Check every line in the listing below for "heading". Copy the ones where it occurs.

- **Dataset entries**:
"""

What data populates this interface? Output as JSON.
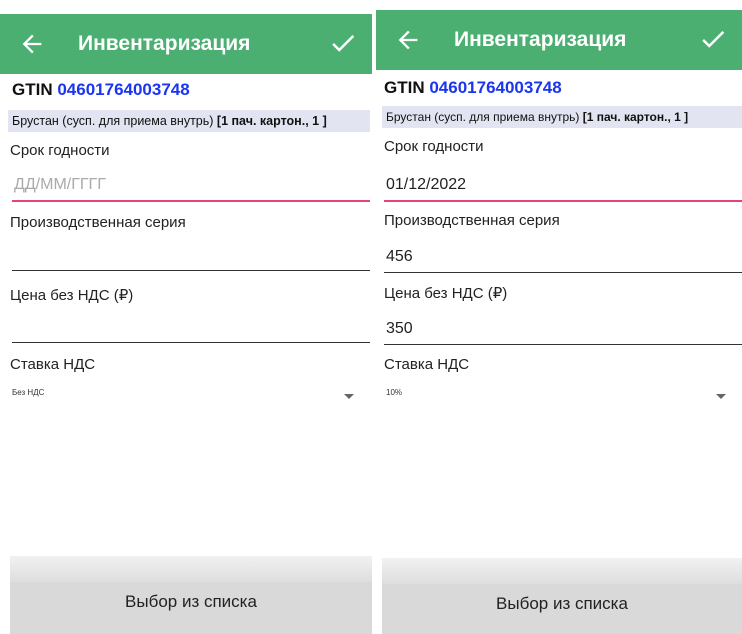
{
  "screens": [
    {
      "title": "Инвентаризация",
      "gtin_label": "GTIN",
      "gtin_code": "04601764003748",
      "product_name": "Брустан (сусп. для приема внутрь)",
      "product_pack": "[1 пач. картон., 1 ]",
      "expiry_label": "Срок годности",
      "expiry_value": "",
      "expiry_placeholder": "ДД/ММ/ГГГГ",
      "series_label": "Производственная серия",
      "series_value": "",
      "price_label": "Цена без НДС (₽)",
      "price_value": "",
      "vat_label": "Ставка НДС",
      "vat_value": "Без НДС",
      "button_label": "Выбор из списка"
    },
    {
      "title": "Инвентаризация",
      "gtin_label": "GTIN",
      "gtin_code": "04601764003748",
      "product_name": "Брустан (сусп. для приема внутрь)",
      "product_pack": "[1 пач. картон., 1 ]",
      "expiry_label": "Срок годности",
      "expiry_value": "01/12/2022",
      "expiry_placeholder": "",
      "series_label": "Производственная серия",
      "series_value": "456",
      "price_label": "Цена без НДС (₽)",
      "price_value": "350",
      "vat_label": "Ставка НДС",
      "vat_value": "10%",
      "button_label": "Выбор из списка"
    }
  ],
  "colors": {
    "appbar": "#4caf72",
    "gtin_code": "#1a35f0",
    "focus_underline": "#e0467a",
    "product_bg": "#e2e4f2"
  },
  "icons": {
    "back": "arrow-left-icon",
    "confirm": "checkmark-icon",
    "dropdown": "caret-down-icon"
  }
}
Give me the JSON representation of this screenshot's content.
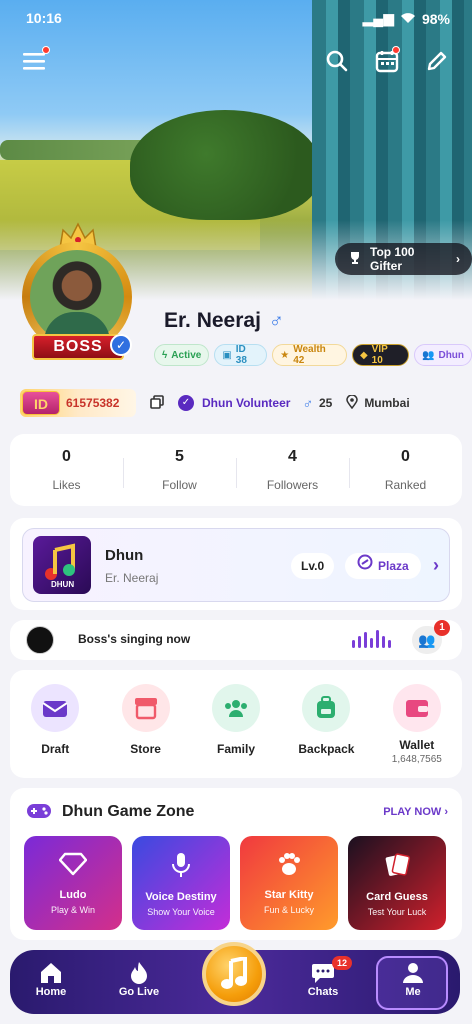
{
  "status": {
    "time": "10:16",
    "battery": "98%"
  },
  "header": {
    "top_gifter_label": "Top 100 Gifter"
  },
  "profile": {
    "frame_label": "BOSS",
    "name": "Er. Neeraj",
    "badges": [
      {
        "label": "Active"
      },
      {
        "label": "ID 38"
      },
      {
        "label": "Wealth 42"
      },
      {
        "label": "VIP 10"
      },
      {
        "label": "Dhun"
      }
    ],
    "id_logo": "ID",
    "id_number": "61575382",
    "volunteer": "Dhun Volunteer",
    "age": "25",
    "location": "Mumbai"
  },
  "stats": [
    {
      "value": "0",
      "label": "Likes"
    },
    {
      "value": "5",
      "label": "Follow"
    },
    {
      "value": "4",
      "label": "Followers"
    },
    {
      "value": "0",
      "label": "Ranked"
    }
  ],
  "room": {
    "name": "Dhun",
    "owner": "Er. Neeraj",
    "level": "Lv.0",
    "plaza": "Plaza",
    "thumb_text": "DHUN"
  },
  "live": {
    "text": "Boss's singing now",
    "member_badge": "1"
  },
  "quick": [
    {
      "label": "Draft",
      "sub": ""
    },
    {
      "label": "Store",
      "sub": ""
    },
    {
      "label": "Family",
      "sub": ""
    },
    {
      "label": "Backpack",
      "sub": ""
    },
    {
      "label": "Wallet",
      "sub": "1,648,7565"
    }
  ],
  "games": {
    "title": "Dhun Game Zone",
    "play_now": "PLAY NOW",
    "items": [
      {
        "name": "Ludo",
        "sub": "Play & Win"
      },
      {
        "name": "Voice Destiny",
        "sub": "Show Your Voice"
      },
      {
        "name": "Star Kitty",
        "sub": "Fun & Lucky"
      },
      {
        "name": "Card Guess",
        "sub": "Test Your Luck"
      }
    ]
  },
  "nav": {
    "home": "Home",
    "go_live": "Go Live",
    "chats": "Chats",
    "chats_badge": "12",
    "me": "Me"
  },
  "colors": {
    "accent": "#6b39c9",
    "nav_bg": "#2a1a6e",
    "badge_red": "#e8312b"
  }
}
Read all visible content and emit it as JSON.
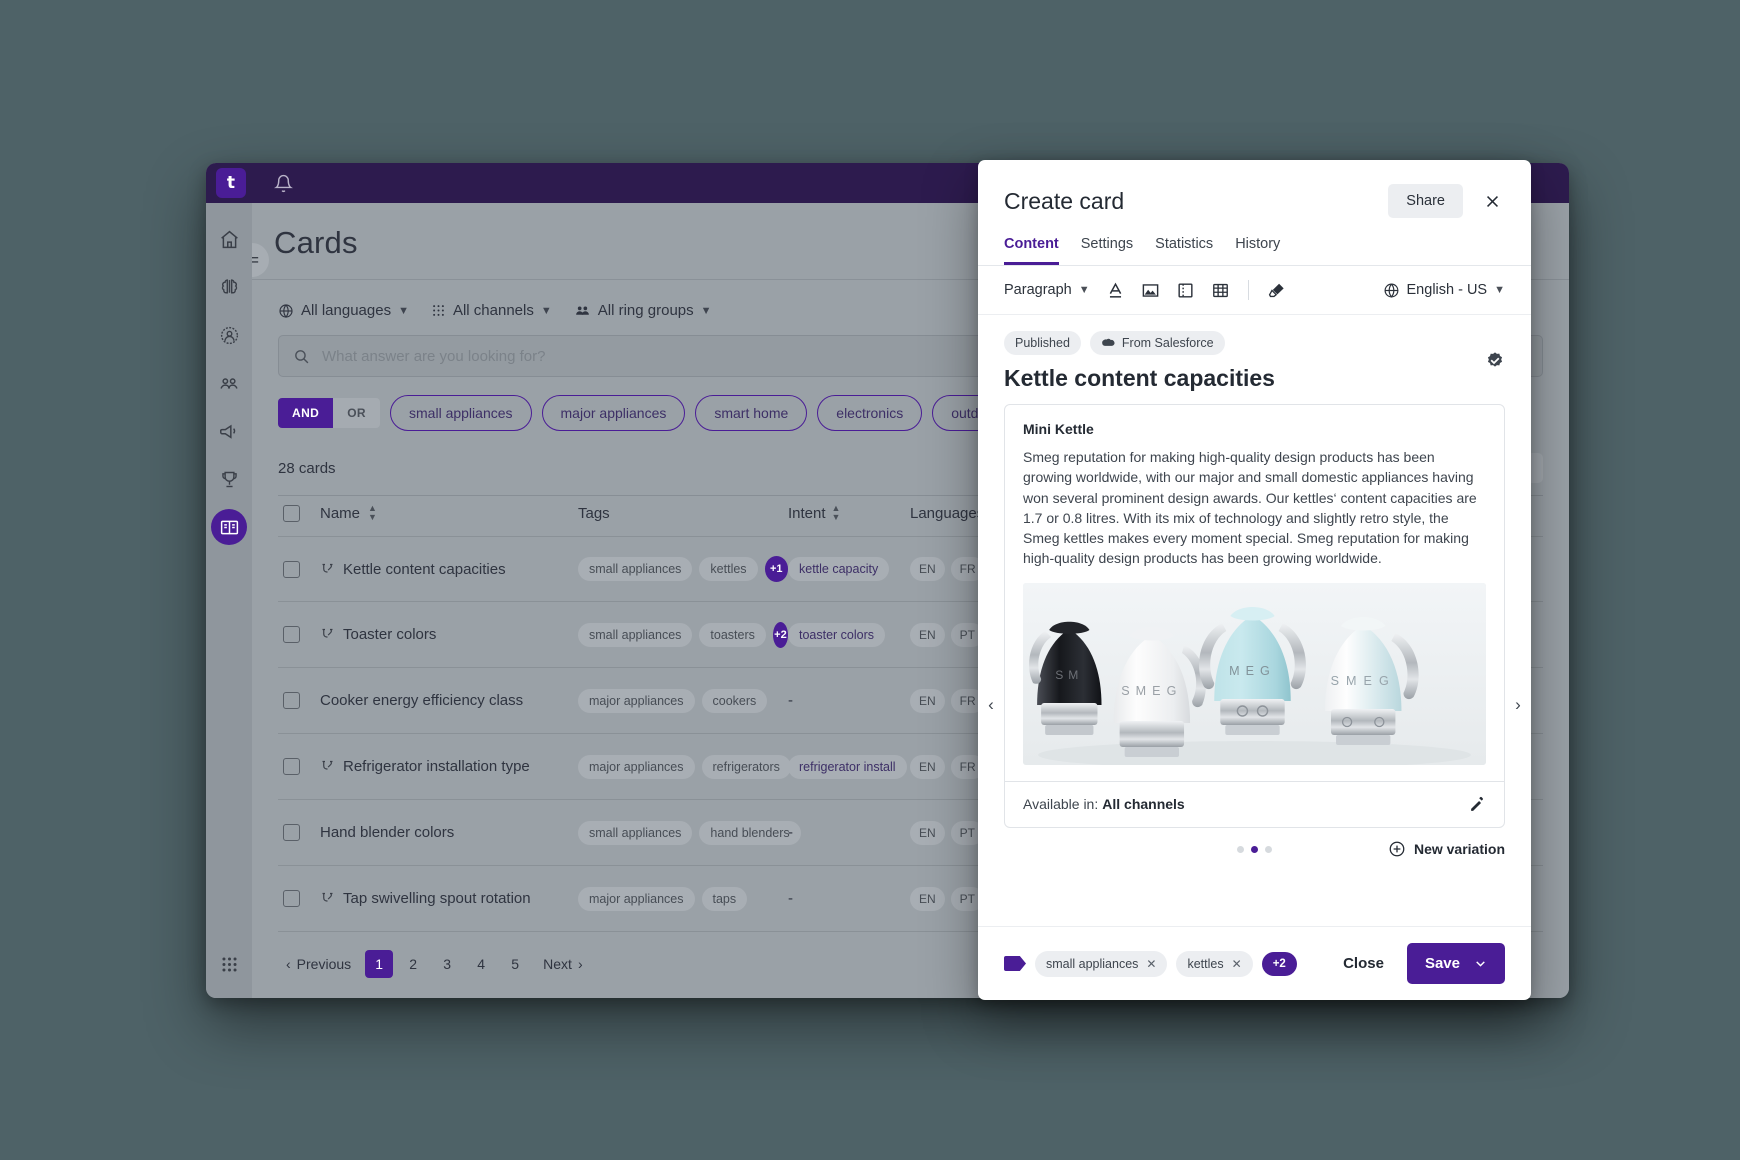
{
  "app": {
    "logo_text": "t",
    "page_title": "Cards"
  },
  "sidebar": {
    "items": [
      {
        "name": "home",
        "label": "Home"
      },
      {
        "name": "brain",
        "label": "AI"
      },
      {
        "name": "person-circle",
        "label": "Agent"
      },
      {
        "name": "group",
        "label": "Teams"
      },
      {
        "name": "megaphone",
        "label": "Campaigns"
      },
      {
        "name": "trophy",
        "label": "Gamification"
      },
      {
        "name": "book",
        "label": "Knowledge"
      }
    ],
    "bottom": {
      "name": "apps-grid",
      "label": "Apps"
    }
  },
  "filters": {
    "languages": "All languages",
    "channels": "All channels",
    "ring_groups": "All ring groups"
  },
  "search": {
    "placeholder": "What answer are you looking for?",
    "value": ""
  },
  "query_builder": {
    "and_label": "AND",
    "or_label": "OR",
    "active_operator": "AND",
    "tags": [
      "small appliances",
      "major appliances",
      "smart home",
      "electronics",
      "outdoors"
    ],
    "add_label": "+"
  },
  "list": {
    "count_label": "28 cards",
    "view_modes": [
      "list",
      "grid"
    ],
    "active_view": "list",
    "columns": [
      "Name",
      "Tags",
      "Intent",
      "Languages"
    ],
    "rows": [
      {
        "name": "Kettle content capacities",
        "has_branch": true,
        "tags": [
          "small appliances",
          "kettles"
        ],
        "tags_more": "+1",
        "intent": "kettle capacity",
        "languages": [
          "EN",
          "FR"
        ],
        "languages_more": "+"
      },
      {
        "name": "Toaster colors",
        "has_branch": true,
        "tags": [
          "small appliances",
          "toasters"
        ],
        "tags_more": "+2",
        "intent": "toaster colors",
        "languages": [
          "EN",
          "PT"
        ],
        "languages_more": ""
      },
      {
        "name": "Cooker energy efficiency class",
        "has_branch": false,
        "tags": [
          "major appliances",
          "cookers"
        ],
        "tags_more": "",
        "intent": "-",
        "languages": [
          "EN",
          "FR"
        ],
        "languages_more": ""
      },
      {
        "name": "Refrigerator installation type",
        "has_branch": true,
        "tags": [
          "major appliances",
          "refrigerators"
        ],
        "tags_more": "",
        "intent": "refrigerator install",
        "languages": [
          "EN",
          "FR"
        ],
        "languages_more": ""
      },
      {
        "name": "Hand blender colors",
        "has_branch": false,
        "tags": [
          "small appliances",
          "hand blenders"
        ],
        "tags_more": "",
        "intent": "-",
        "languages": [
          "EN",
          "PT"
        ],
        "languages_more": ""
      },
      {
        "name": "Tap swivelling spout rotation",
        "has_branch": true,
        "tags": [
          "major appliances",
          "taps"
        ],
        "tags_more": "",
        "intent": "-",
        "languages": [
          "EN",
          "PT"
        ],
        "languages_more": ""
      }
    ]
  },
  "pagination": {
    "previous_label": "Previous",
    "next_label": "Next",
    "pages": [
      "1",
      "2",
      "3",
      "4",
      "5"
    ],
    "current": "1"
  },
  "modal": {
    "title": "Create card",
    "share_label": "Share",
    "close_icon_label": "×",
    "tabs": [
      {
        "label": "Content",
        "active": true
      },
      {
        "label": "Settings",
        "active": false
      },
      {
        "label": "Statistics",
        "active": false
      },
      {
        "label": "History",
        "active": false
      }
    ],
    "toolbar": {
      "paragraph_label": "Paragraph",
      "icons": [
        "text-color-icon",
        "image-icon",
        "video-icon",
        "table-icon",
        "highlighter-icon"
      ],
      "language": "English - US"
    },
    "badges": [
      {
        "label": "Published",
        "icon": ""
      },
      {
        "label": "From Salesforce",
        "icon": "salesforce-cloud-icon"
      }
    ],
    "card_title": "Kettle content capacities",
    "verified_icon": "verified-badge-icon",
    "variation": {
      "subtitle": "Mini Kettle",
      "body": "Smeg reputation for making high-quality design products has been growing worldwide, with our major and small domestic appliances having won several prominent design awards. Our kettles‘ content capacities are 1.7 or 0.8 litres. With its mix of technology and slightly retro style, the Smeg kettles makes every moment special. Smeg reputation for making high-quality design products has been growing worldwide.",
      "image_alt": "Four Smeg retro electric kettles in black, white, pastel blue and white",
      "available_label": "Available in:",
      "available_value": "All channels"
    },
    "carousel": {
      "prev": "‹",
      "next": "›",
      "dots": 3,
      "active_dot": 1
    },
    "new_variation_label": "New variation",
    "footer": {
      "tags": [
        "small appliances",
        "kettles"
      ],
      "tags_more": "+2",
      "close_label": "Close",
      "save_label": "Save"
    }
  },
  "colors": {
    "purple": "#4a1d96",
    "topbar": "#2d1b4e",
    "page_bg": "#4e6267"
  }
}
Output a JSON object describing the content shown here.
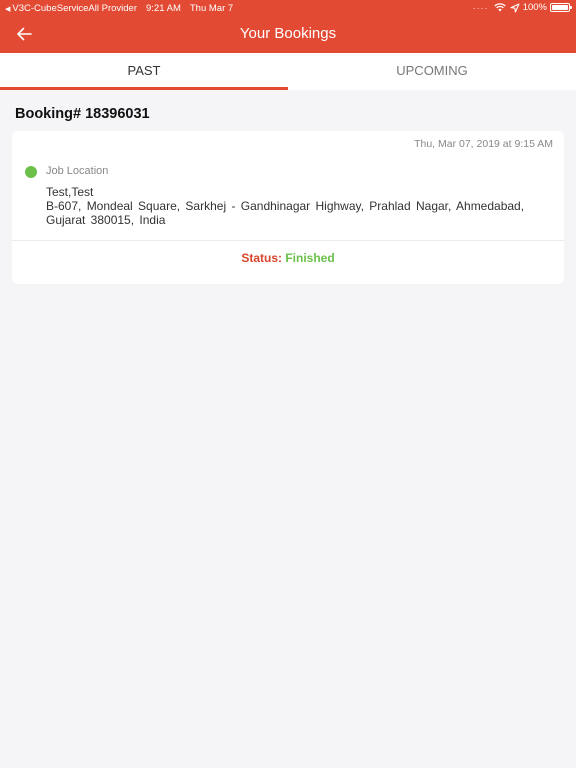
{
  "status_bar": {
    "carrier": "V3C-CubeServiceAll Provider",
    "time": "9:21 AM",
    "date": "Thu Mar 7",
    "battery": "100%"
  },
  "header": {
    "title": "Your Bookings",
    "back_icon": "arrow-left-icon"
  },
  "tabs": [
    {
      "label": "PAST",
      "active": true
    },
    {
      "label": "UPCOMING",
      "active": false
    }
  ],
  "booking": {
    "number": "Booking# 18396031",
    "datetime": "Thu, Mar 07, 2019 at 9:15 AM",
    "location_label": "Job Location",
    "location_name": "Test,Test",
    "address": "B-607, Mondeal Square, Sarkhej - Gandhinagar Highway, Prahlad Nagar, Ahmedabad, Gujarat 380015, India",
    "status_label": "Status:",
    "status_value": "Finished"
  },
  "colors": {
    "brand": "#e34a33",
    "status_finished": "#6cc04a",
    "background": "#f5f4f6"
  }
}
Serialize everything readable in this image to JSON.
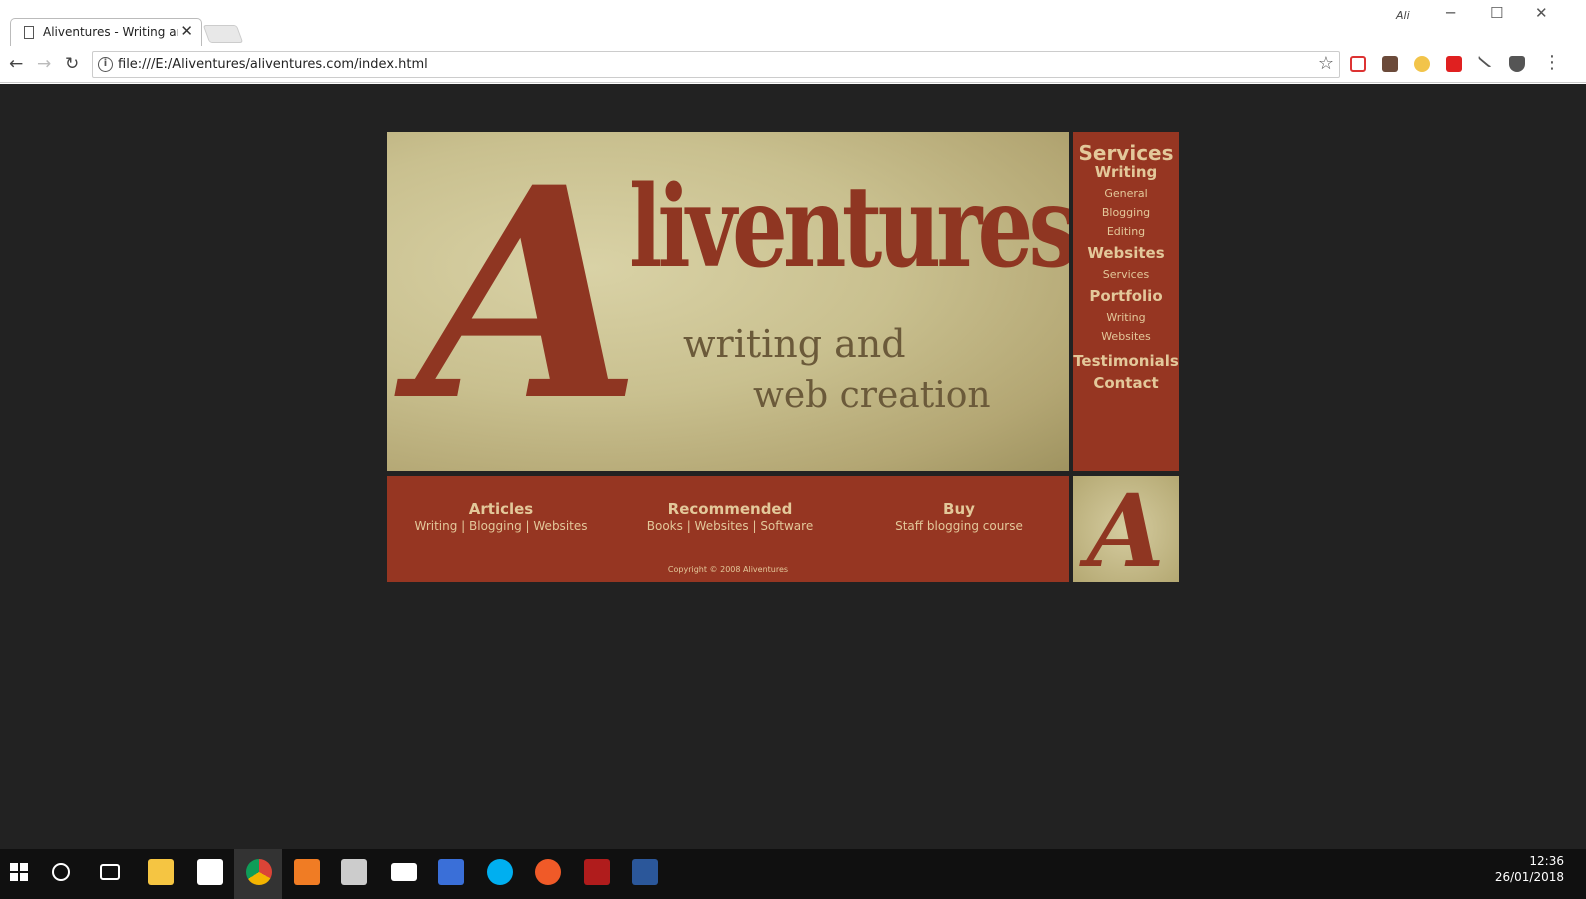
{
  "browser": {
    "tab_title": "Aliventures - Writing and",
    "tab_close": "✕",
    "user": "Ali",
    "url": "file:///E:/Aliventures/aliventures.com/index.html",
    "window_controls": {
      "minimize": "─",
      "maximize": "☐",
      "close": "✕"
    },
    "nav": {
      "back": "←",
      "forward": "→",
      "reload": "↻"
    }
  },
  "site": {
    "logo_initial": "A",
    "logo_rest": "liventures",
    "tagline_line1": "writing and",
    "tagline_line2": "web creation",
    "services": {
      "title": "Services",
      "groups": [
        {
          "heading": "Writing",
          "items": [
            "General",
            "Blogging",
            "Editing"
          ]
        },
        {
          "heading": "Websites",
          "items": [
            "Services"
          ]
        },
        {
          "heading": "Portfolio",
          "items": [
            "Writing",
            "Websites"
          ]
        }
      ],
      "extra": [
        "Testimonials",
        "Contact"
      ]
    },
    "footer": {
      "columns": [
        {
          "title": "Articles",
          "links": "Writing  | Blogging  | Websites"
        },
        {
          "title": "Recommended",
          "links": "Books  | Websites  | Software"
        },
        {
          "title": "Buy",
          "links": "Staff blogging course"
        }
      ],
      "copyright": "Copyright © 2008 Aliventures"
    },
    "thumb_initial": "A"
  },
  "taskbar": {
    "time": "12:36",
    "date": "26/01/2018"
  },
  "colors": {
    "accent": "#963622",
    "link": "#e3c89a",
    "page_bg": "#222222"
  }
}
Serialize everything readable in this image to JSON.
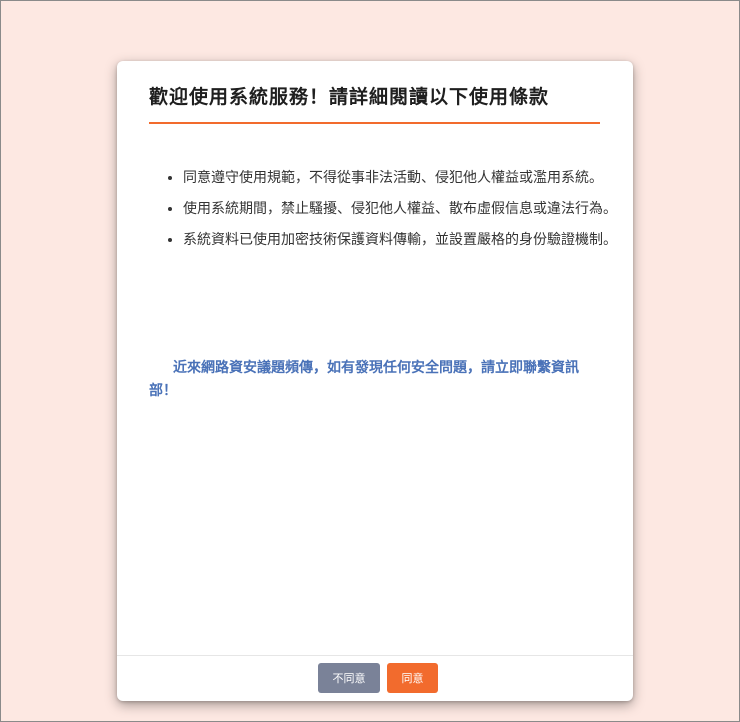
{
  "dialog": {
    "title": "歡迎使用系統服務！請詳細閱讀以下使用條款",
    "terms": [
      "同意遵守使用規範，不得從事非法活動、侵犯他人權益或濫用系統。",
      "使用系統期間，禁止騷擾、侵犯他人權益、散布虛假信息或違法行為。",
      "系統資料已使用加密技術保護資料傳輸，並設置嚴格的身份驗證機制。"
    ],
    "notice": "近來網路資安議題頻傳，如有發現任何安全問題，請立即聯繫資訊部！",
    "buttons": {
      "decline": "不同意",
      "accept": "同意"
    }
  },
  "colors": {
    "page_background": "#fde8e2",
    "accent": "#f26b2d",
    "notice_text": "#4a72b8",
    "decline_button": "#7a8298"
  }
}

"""

- **Written solution**:
          "heading": "Writing",
          "heading": "Websites",
          "heading": "Portfolio",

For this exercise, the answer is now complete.